Data section Start Marker

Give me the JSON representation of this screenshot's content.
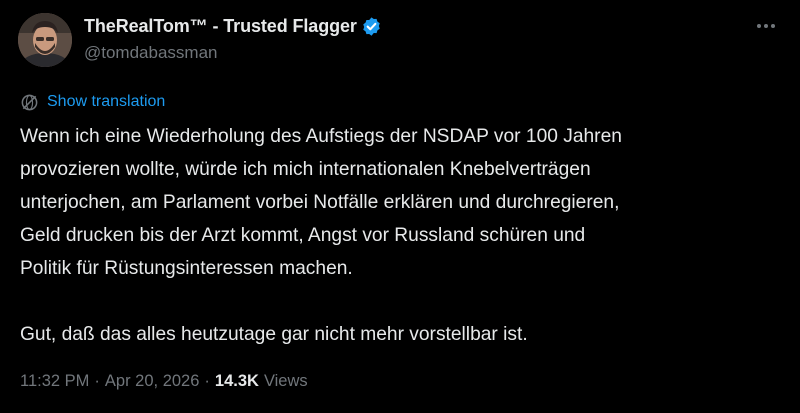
{
  "author": {
    "display_name": "TheRealTom™ - Trusted Flagger",
    "handle": "@tomdabassman",
    "verified": true,
    "avatar": "profile-photo"
  },
  "actions": {
    "more_icon": "more-horizontal-icon"
  },
  "translation": {
    "label": "Show translation",
    "icon": "globe-icon",
    "color": "#1d9bf0"
  },
  "tweet": {
    "paragraph1_lines": [
      "Wenn ich eine Wiederholung des Aufstiegs der NSDAP vor 100 Jahren",
      "provozieren wollte, würde ich mich internationalen Knebelverträgen",
      "unterjochen, am Parlament vorbei Notfälle erklären und durchregieren,",
      "Geld drucken bis der Arzt kommt, Angst vor Russland schüren und",
      "Politik für Rüstungsinteressen machen."
    ],
    "paragraph2": "Gut, daß das alles heutzutage gar nicht mehr vorstellbar ist."
  },
  "meta": {
    "time": "11:32 PM",
    "separator": "·",
    "date": "Apr 20, 2026",
    "views_count": "14.3K",
    "views_label": "Views"
  },
  "colors": {
    "background": "#000000",
    "text": "#e7e9ea",
    "secondary": "#71767b",
    "accent": "#1d9bf0"
  }
}
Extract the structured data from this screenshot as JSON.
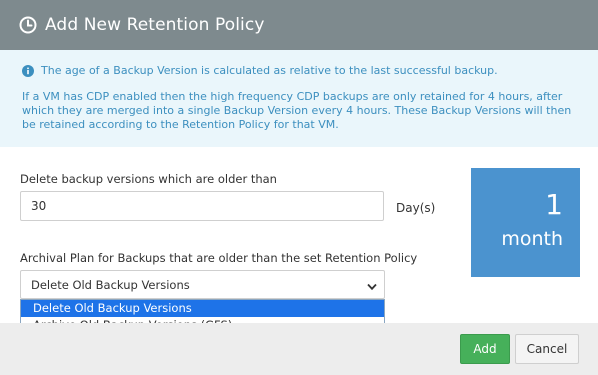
{
  "dialog": {
    "title": "Add New Retention Policy"
  },
  "info": {
    "line1": "The age of a Backup Version is calculated as relative to the last successful backup.",
    "paragraph": "If a VM has CDP enabled then the high frequency CDP backups are only retained for 4 hours, after which they are merged into a single Backup Version every 4 hours. These Backup Versions will then be retained according to the Retention Policy for that VM."
  },
  "retention": {
    "label": "Delete backup versions which are older than",
    "value": "30",
    "unit": "Day(s)"
  },
  "summary": {
    "number": "1",
    "unit": "month"
  },
  "archival": {
    "label": "Archival Plan for Backups that are older than the set Retention Policy",
    "selected": "Delete Old Backup Versions",
    "options": [
      "Delete Old Backup Versions",
      "Archive Old Backup Versions (GFS)"
    ]
  },
  "footer": {
    "add_label": "Add",
    "cancel_label": "Cancel"
  },
  "colors": {
    "header_bg": "#7e8a8e",
    "info_text": "#3c8fbf",
    "tile_bg": "#4b93cf",
    "add_button": "#46b05a",
    "dropdown_highlight": "#1e73e8"
  }
}
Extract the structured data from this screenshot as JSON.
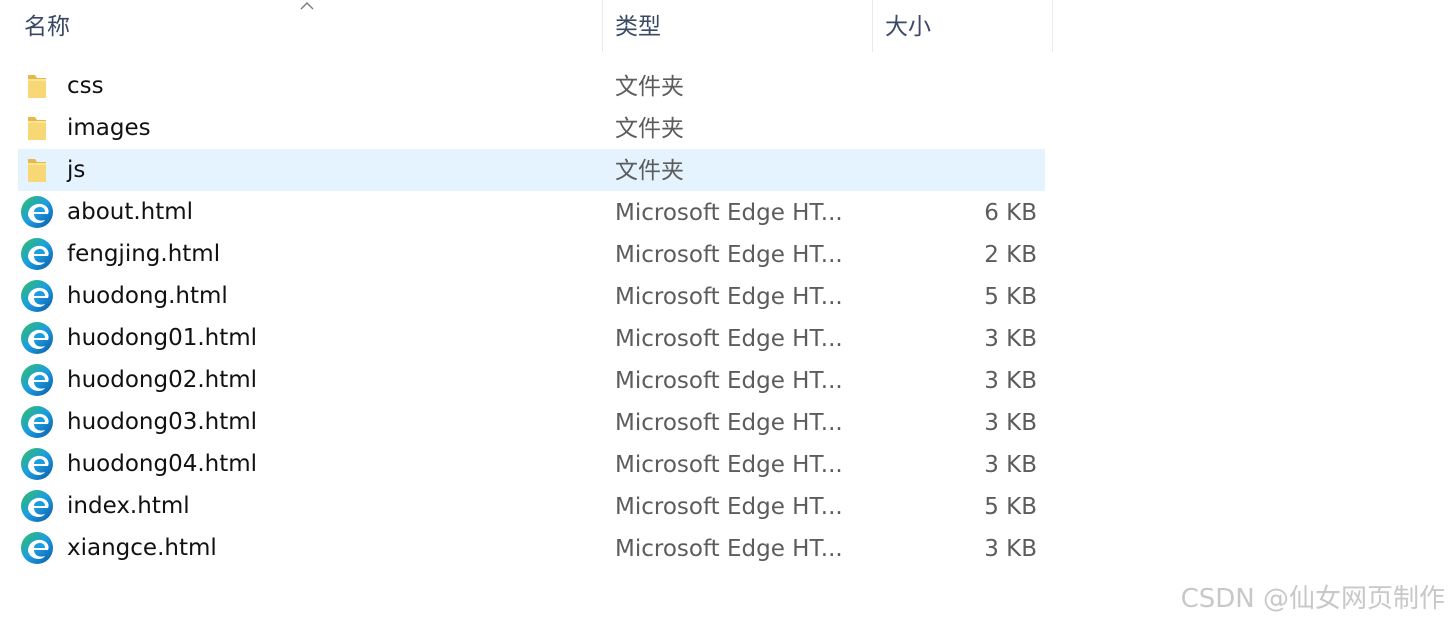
{
  "columns": {
    "name": "名称",
    "type": "类型",
    "size": "大小"
  },
  "sort": {
    "column": "name",
    "direction": "ascending",
    "icon": "sort-up-arrow-icon"
  },
  "files": [
    {
      "name": "css",
      "type": "文件夹",
      "size": "",
      "icon": "folder-icon",
      "selected": false
    },
    {
      "name": "images",
      "type": "文件夹",
      "size": "",
      "icon": "folder-icon",
      "selected": false
    },
    {
      "name": "js",
      "type": "文件夹",
      "size": "",
      "icon": "folder-icon",
      "selected": true
    },
    {
      "name": "about.html",
      "type": "Microsoft Edge HT...",
      "size": "6 KB",
      "icon": "edge-icon",
      "selected": false
    },
    {
      "name": "fengjing.html",
      "type": "Microsoft Edge HT...",
      "size": "2 KB",
      "icon": "edge-icon",
      "selected": false
    },
    {
      "name": "huodong.html",
      "type": "Microsoft Edge HT...",
      "size": "5 KB",
      "icon": "edge-icon",
      "selected": false
    },
    {
      "name": "huodong01.html",
      "type": "Microsoft Edge HT...",
      "size": "3 KB",
      "icon": "edge-icon",
      "selected": false
    },
    {
      "name": "huodong02.html",
      "type": "Microsoft Edge HT...",
      "size": "3 KB",
      "icon": "edge-icon",
      "selected": false
    },
    {
      "name": "huodong03.html",
      "type": "Microsoft Edge HT...",
      "size": "3 KB",
      "icon": "edge-icon",
      "selected": false
    },
    {
      "name": "huodong04.html",
      "type": "Microsoft Edge HT...",
      "size": "3 KB",
      "icon": "edge-icon",
      "selected": false
    },
    {
      "name": "index.html",
      "type": "Microsoft Edge HT...",
      "size": "5 KB",
      "icon": "edge-icon",
      "selected": false
    },
    {
      "name": "xiangce.html",
      "type": "Microsoft Edge HT...",
      "size": "3 KB",
      "icon": "edge-icon",
      "selected": false
    }
  ],
  "watermark": "CSDN @仙女网页制作",
  "colors": {
    "selection": "#e5f3ff",
    "header_text": "#3a4a63",
    "folder": "#f8d775",
    "edge_blue": "#0c59a4",
    "edge_green": "#35c15d"
  }
}
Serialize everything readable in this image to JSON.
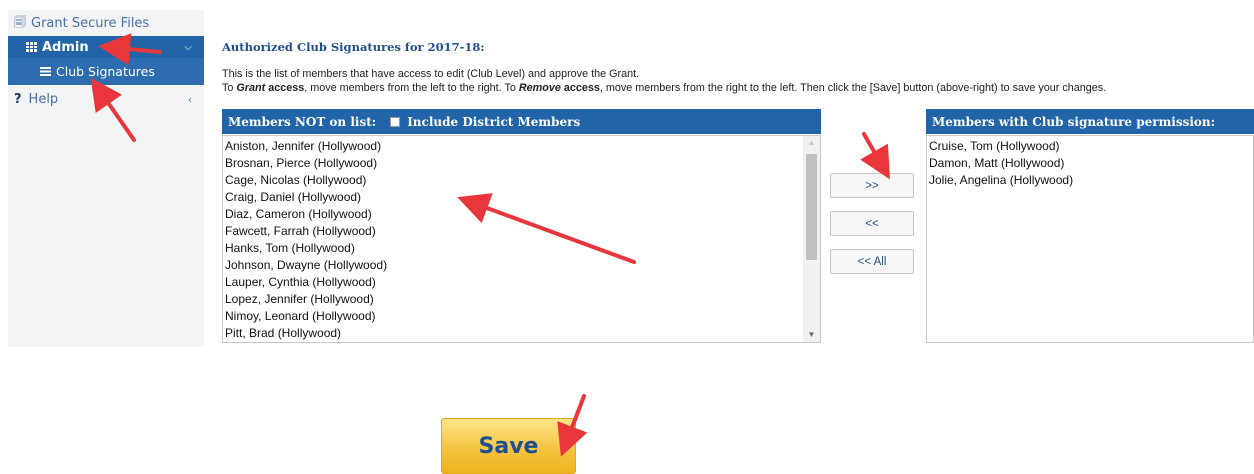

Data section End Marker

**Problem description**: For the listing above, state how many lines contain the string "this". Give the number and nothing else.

**Task result**: 4